What the task requires:
Give the data a second time, exactly and in full.

The input:
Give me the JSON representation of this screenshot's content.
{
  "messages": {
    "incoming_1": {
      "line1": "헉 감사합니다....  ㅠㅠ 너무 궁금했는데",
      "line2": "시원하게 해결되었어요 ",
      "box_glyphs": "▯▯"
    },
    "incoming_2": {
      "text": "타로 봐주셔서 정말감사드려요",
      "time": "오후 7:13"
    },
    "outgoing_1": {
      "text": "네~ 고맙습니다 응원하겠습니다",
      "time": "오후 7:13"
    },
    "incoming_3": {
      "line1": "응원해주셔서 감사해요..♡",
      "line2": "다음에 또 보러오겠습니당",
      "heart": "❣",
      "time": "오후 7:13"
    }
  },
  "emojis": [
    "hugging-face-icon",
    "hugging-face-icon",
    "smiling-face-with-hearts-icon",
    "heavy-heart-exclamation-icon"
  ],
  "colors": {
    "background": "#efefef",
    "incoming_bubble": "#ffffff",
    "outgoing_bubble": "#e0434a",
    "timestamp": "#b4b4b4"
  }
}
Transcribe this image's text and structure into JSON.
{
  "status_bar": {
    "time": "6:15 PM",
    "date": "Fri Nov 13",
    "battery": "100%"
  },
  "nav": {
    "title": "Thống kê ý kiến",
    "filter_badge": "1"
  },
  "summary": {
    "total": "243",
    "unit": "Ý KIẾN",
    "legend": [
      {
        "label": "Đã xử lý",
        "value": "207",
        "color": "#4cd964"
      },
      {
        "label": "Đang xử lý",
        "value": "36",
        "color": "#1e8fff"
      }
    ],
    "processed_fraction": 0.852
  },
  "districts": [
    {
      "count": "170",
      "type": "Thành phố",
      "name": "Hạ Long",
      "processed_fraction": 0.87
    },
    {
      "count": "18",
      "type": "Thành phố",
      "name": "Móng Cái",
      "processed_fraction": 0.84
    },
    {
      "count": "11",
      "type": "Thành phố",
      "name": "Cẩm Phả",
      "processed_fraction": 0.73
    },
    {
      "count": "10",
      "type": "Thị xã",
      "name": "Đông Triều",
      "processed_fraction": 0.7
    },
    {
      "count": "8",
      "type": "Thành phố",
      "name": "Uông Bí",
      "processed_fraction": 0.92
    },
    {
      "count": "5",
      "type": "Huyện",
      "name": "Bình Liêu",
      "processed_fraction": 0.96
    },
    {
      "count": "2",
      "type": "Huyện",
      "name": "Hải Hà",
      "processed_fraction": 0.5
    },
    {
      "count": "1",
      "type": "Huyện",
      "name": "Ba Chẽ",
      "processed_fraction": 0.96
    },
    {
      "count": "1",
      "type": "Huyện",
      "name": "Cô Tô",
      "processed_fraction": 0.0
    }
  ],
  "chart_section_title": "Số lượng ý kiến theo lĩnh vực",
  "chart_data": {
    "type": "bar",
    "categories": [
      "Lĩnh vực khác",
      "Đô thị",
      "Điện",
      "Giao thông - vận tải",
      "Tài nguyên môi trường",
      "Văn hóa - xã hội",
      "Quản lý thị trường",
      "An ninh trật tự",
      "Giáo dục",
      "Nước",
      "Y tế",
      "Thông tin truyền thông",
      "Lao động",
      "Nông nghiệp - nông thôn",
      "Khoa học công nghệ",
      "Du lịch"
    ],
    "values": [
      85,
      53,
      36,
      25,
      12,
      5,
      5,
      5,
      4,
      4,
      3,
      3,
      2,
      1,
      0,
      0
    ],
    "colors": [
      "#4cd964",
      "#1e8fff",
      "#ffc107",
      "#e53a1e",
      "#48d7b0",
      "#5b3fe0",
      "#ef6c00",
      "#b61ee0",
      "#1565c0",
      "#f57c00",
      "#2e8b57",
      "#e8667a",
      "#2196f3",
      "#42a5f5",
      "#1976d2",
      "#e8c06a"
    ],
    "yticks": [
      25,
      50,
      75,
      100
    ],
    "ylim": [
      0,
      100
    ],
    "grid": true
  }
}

Written response:
Give me the JSON representation of this screenshot's content.
{
  "messages": {
    "incoming_1": {
      "line1": "헉 감사합니다....  ㅠㅠ 너무 궁금했는데",
      "line2": "시원하게 해결되었어요 ",
      "box_glyphs": "▯▯"
    },
    "incoming_2": {
      "text": "타로 봐주셔서 정말감사드려요",
      "time": "오후 7:13"
    },
    "outgoing_1": {
      "text": "네~ 고맙습니다 응원하겠습니다",
      "time": "오후 7:13"
    },
    "incoming_3": {
      "line1": "응원해주셔서 감사해요..♡",
      "line2": "다음에 또 보러오겠습니당",
      "heart": "❣",
      "time": "오후 7:13"
    }
  },
  "emojis": [
    "hugging-face-icon",
    "hugging-face-icon",
    "smiling-face-with-hearts-icon",
    "heavy-heart-exclamation-icon"
  ],
  "colors": {
    "background": "#efefef",
    "incoming_bubble": "#ffffff",
    "outgoing_bubble": "#e0434a",
    "timestamp": "#b4b4b4"
  }
}
Transcribe this image's text and structure into JSON.
{
  "status_bar": {
    "time": "6:15 PM",
    "date": "Fri Nov 13",
    "battery": "100%"
  },
  "nav": {
    "title": "Thống kê ý kiến",
    "filter_badge": "1"
  },
  "summary": {
    "total": "243",
    "unit": "Ý KIẾN",
    "legend": [
      {
        "label": "Đã xử lý",
        "value": "207",
        "color": "#4cd964"
      },
      {
        "label": "Đang xử lý",
        "value": "36",
        "color": "#1e8fff"
      }
    ],
    "processed_fraction": 0.852
  },
  "districts": [
    {
      "count": "170",
      "type": "Thành phố",
      "name": "Hạ Long",
      "processed_fraction": 0.87
    },
    {
      "count": "18",
      "type": "Thành phố",
      "name": "Móng Cái",
      "processed_fraction": 0.84
    },
    {
      "count": "11",
      "type": "Thành phố",
      "name": "Cẩm Phả",
      "processed_fraction": 0.73
    },
    {
      "count": "10",
      "type": "Thị xã",
      "name": "Đông Triều",
      "processed_fraction": 0.7
    },
    {
      "count": "8",
      "type": "Thành phố",
      "name": "Uông Bí",
      "processed_fraction": 0.92
    },
    {
      "count": "5",
      "type": "Huyện",
      "name": "Bình Liêu",
      "processed_fraction": 0.96
    },
    {
      "count": "2",
      "type": "Huyện",
      "name": "Hải Hà",
      "processed_fraction": 0.5
    },
    {
      "count": "1",
      "type": "Huyện",
      "name": "Ba Chẽ",
      "processed_fraction": 0.96
    },
    {
      "count": "1",
      "type": "Huyện",
      "name": "Cô Tô",
      "processed_fraction": 0.0
    }
  ],
  "chart_section_title": "Số lượng ý kiến theo lĩnh vực",
  "chart_data": {
    "type": "bar",
    "categories": [
      "Lĩnh vực khác",
      "Đô thị",
      "Điện",
      "Giao thông - vận tải",
      "Tài nguyên môi trường",
      "Văn hóa - xã hội",
      "Quản lý thị trường",
      "An ninh trật tự",
      "Giáo dục",
      "Nước",
      "Y tế",
      "Thông tin truyền thông",
      "Lao động",
      "Nông nghiệp - nông thôn",
      "Khoa học công nghệ",
      "Du lịch"
    ],
    "values": [
      85,
      53,
      36,
      25,
      12,
      5,
      5,
      5,
      4,
      4,
      3,
      3,
      2,
      1,
      0,
      0
    ],
    "colors": [
      "#4cd964",
      "#1e8fff",
      "#ffc107",
      "#e53a1e",
      "#48d7b0",
      "#5b3fe0",
      "#ef6c00",
      "#b61ee0",
      "#1565c0",
      "#f57c00",
      "#2e8b57",
      "#e8667a",
      "#2196f3",
      "#42a5f5",
      "#1976d2",
      "#e8c06a"
    ],
    "yticks": [
      25,
      50,
      75,
      100
    ],
    "ylim": [
      0,
      100
    ],
    "grid": true
  }
}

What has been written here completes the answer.